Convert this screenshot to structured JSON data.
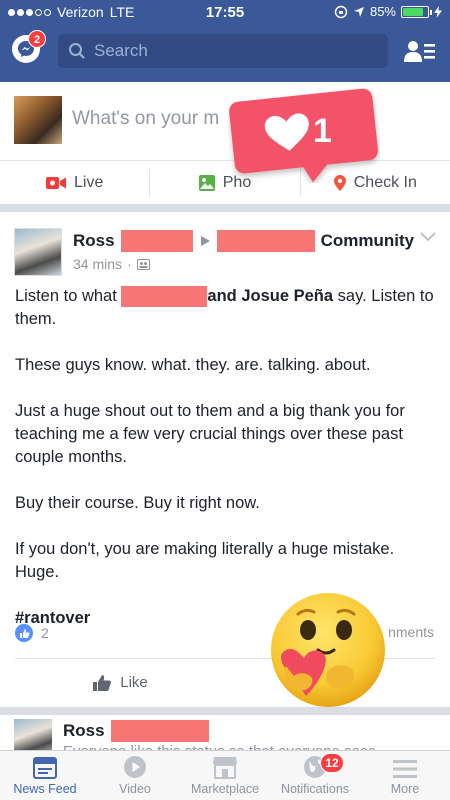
{
  "status_bar": {
    "carrier": "Verizon",
    "network": "LTE",
    "time": "17:55",
    "battery": "85%",
    "battery_level": 0.85
  },
  "header": {
    "messenger_badge": "2",
    "search_placeholder": "Search"
  },
  "composer": {
    "prompt": "What's on your m",
    "actions": [
      {
        "label": "Live",
        "icon": "live-video-icon"
      },
      {
        "label": "Pho",
        "icon": "photo-icon"
      },
      {
        "label": "Check In",
        "icon": "location-pin-icon"
      }
    ]
  },
  "like_notification": {
    "count": "1",
    "icon": "heart-icon",
    "color": "#f25268"
  },
  "post": {
    "author": "Ross",
    "group_suffix": "Community",
    "time": "34 mins",
    "audience_icon": "group-audience-icon",
    "line1_start": "Listen to what",
    "line1_bold": "and Josue Peña",
    "line1_end": "say. Listen to them.",
    "p2": "These guys know. what. they. are. talking. about.",
    "p3": "Just a huge shout out to them and a big thank you for teaching me a few very crucial things over these past couple months.",
    "p4": "Buy their course. Buy it right now.",
    "p5": "If you don't, you are making literally a huge mistake. Huge.",
    "hashtag": "#rantover",
    "likes_count": "2",
    "comments_label": "nments",
    "like_action": "Like"
  },
  "next_post": {
    "author": "Ross",
    "preview": "Everyone like this status so that everyone sees"
  },
  "tabs": [
    {
      "label": "News Feed",
      "icon": "news-feed-icon",
      "active": true
    },
    {
      "label": "Video",
      "icon": "video-play-icon"
    },
    {
      "label": "Marketplace",
      "icon": "marketplace-icon"
    },
    {
      "label": "Notifications",
      "icon": "globe-icon",
      "badge": "12"
    },
    {
      "label": "More",
      "icon": "menu-icon"
    }
  ],
  "colors": {
    "fb_blue": "#3b5998",
    "redaction": "#f87575",
    "badge_red": "#fa3e3e",
    "active_tab": "#4267b2"
  }
}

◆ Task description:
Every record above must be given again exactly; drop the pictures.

◆ Result for this exercise:
Convert this screenshot to structured JSON data.
{
  "status_bar": {
    "carrier": "Verizon",
    "network": "LTE",
    "time": "17:55",
    "battery": "85%",
    "battery_level": 0.85
  },
  "header": {
    "messenger_badge": "2",
    "search_placeholder": "Search"
  },
  "composer": {
    "prompt": "What's on your m",
    "actions": [
      {
        "label": "Live",
        "icon": "live-video-icon"
      },
      {
        "label": "Pho",
        "icon": "photo-icon"
      },
      {
        "label": "Check In",
        "icon": "location-pin-icon"
      }
    ]
  },
  "like_notification": {
    "count": "1",
    "icon": "heart-icon",
    "color": "#f25268"
  },
  "post": {
    "author": "Ross",
    "group_suffix": "Community",
    "time": "34 mins",
    "audience_icon": "group-audience-icon",
    "line1_start": "Listen to what",
    "line1_bold": "and Josue Peña",
    "line1_end": "say. Listen to them.",
    "p2": "These guys know. what. they. are. talking. about.",
    "p3": "Just a huge shout out to them and a big thank you for teaching me a few very crucial things over these past couple months.",
    "p4": "Buy their course. Buy it right now.",
    "p5": "If you don't, you are making literally a huge mistake. Huge.",
    "hashtag": "#rantover",
    "likes_count": "2",
    "comments_label": "nments",
    "like_action": "Like"
  },
  "next_post": {
    "author": "Ross",
    "preview": "Everyone like this status so that everyone sees"
  },
  "tabs": [
    {
      "label": "News Feed",
      "icon": "news-feed-icon",
      "active": true
    },
    {
      "label": "Video",
      "icon": "video-play-icon"
    },
    {
      "label": "Marketplace",
      "icon": "marketplace-icon"
    },
    {
      "label": "Notifications",
      "icon": "globe-icon",
      "badge": "12"
    },
    {
      "label": "More",
      "icon": "menu-icon"
    }
  ],
  "colors": {
    "fb_blue": "#3b5998",
    "redaction": "#f87575",
    "badge_red": "#fa3e3e",
    "active_tab": "#4267b2"
  }
}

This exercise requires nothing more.